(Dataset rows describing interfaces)

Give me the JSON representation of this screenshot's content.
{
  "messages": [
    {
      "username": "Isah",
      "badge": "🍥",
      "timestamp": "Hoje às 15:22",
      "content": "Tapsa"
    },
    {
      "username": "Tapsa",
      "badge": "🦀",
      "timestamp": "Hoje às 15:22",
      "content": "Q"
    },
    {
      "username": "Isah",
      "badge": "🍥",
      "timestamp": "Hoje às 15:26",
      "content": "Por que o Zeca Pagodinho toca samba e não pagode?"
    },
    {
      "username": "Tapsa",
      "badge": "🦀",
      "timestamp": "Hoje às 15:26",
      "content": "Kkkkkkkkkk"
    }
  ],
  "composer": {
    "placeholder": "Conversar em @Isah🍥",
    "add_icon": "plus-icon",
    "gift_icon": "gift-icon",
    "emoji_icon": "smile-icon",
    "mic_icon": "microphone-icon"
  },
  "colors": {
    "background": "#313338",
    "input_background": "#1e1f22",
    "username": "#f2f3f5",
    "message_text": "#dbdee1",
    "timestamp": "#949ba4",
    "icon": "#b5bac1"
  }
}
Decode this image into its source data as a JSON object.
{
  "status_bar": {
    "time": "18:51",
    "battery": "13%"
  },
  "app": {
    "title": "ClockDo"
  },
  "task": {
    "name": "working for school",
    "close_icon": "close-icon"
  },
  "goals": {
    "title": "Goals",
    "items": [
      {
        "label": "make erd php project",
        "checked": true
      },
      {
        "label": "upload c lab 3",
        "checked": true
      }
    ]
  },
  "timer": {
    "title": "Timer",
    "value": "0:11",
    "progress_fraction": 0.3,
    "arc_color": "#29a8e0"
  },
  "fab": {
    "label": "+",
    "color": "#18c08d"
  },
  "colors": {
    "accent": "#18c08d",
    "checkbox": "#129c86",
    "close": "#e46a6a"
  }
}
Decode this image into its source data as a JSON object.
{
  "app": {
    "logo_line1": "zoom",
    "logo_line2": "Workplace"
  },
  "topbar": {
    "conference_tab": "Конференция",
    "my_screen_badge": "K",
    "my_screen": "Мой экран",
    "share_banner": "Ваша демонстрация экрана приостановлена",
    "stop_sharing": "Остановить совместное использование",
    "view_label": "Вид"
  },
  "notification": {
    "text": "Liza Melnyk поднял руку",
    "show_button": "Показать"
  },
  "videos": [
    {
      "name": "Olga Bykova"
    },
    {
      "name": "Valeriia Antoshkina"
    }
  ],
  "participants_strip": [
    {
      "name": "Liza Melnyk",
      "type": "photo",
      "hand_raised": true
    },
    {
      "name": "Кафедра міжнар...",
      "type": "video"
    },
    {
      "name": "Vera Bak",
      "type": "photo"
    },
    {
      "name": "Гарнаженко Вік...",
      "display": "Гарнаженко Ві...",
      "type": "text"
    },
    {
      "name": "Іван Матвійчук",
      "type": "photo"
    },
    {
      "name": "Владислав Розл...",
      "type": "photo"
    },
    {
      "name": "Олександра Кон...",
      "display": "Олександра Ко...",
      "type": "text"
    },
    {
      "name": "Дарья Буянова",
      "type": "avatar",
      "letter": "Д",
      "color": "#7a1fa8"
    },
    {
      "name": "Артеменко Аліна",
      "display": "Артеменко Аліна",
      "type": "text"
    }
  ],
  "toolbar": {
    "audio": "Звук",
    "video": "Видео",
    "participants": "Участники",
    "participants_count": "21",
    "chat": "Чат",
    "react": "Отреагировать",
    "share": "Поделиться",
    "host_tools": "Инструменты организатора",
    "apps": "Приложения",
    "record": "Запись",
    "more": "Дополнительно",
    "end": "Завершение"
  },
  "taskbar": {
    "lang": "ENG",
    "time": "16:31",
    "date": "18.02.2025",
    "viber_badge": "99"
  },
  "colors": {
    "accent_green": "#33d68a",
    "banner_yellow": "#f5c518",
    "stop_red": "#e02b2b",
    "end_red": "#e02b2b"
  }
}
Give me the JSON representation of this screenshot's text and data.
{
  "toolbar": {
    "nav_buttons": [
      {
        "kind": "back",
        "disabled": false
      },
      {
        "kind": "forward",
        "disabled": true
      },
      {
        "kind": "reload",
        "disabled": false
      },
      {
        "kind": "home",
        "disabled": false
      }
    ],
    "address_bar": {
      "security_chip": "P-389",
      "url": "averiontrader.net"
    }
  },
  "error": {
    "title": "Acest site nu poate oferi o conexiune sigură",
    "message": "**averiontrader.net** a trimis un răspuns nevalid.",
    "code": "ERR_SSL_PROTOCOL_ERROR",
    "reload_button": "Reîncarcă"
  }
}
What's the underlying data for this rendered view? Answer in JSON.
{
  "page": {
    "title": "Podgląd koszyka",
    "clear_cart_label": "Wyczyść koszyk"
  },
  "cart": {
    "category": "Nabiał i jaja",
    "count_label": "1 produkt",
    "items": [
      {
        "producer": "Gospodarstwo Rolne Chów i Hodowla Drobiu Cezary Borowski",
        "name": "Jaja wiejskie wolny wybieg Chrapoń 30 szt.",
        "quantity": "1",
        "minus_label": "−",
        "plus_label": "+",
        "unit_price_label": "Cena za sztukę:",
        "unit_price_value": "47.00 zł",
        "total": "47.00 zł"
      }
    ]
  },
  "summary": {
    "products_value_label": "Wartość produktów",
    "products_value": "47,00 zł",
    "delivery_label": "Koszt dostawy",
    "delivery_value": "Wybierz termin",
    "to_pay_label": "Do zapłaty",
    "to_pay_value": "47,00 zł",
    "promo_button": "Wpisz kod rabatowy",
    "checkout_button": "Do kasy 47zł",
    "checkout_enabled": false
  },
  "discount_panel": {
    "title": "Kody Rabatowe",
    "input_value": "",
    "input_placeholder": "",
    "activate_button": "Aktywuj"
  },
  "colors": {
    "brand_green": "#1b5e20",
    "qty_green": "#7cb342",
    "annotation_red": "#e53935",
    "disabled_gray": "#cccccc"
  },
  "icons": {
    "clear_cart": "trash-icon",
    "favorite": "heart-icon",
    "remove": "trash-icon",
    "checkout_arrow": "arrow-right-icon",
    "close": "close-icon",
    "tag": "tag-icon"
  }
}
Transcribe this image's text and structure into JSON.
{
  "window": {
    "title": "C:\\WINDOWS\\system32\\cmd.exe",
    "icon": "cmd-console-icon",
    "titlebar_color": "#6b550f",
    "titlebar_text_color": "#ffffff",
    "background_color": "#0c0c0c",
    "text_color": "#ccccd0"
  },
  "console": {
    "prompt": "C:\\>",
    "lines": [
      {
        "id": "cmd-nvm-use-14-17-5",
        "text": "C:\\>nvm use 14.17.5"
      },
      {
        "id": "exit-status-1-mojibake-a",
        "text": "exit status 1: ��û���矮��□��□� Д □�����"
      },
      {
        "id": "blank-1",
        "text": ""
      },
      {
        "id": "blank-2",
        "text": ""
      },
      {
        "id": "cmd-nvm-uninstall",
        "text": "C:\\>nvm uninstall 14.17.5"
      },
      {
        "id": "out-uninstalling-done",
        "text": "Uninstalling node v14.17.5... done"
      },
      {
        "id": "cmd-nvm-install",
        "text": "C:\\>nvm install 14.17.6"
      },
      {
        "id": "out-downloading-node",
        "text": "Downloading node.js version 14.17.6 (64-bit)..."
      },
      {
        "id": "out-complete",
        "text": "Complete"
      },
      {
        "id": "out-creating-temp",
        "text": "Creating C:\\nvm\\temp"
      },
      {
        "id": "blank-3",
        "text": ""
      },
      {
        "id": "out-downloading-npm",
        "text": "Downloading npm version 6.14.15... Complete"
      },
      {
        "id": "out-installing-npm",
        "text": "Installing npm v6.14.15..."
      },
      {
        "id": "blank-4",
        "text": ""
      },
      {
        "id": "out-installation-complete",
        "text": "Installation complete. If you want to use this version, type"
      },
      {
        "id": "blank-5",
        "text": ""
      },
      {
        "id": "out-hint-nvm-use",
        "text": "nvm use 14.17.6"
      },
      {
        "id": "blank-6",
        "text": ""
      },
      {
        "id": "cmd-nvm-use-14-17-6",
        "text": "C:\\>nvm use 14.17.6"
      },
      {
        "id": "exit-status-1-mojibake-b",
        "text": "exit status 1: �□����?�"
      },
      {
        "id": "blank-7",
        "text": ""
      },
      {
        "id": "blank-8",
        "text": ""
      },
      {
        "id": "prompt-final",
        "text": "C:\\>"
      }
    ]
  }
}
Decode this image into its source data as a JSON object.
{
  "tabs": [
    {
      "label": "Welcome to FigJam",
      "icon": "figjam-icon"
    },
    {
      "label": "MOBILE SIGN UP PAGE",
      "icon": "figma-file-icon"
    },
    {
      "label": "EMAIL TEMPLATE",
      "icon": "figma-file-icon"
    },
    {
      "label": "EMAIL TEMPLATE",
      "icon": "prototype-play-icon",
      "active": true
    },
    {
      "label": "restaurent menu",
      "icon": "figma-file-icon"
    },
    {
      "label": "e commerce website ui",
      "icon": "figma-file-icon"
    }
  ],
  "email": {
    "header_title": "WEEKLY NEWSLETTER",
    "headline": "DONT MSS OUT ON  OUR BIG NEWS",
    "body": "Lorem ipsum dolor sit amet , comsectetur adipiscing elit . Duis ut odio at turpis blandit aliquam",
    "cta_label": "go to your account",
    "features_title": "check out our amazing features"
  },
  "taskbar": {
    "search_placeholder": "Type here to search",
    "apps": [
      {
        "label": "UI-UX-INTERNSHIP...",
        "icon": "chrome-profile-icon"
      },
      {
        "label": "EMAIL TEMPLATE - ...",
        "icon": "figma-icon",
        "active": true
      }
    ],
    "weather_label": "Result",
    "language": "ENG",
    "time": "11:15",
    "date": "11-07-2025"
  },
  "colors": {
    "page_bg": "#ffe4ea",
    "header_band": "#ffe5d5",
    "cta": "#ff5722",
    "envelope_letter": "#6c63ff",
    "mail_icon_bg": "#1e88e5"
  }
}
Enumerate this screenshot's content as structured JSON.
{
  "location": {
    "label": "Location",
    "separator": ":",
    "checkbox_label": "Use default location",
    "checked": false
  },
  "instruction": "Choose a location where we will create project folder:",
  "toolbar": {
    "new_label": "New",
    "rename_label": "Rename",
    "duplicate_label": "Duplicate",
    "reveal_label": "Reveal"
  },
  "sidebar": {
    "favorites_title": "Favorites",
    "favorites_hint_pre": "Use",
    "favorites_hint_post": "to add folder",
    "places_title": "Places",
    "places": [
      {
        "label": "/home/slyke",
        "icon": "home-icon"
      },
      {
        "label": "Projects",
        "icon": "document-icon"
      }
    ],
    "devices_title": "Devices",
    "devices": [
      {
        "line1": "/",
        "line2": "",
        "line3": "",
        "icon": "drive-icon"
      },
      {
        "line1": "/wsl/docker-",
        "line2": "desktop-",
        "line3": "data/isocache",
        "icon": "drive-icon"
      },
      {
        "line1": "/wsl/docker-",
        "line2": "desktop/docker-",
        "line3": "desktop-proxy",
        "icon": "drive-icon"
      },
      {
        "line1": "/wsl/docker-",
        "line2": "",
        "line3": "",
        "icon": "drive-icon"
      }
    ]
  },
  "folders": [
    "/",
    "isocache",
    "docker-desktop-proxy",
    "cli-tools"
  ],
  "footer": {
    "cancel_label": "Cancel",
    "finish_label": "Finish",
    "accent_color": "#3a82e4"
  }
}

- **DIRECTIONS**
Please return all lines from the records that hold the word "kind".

- **ANSWER SECTION**
        "kind": "back",
        "kind": "forward",
        "kind": "reload",
        "kind": "home",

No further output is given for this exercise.